As part of the pact, each year participating Member States will agree on a set of concrete actions to be achieved within 12 months. These actions will also be reflected in the annual Member States’ National Reform Programmes and Stability Programmes.

Social partner reactions

In a Resolution on European Economic Governance (424Kb PDF) agreed in March 2011, the European Trade Union Confederation (ETUC) stated its belief that strict unit labour cost comparisons ‘will force Member States to enter into a competitive downward spiral of undercutting each others’ wages and working conditions’, and called instead for a pact for fairness and more equality. ETUC General Secretary John Monks said: ‘The rules of the single currency have been seriously threatened, not least by a decade-long strategy of stagnant wage development and more precarious work. To rebalance the euro area, this strategy should now be reworked by introducing minimum wage floors, by respecting the principle of ‘equal pay for equal work’, and tackling the problems caused by collapsing financial markets by new initiatives in those markets, not labour markets.’

BUSINESSEUROPE has supported the pact, with the organisation’s Director General Philippe de Buck stressing in a speech (91Kb PDF) on 24 March that the only sustainable way to improve growth and employment is to boost competitiveness. Mr de Buck added that the European business community fully supports the pact and does not understand the hostility to it. He added that Europe needs ‘more coordination and better monitoring of fiscal and economic policies. Unit labour costs are an essential and objective indicator of economic health … A country cannot over a longer period of time have a combination of high increases in labour costs and low increases in productivity.’ He noted that BUSINESSEUROPE believes that social dialogue is a critical factor for success, but that the social partners ‘must show a sense of collective responsibility, including at European level’.

Andrea Broughton, Institute for Employment Studies (IES)

Useful?

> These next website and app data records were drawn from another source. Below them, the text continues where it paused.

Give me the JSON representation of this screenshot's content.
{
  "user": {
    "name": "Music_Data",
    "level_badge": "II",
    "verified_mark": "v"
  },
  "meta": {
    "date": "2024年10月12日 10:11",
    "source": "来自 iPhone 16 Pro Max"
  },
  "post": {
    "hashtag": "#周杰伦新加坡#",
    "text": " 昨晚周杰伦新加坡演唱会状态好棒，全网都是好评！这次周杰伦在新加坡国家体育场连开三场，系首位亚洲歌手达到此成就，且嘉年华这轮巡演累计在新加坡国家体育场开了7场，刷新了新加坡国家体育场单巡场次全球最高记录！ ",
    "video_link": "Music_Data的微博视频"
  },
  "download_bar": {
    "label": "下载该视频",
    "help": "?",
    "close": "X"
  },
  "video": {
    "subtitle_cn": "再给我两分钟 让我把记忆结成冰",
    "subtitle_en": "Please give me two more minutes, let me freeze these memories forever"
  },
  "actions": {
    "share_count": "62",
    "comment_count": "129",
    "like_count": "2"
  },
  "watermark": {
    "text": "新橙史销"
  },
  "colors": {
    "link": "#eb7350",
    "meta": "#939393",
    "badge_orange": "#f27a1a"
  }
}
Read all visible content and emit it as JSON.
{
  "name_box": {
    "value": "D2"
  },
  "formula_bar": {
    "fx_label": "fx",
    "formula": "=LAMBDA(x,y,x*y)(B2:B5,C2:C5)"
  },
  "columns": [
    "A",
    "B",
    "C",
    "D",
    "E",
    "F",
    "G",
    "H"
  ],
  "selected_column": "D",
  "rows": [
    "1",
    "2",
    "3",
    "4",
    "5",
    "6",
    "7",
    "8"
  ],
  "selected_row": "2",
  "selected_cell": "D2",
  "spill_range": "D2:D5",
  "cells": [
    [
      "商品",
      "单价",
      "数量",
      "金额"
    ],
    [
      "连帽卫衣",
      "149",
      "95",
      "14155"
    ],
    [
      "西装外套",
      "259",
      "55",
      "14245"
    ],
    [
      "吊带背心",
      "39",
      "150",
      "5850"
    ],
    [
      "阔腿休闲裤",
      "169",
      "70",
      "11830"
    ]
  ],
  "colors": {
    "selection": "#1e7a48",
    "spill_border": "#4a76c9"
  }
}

Interesting? Tell us what you think. Hide comments

Eurofound welcomes feedback and updates on this regulation

Add new comment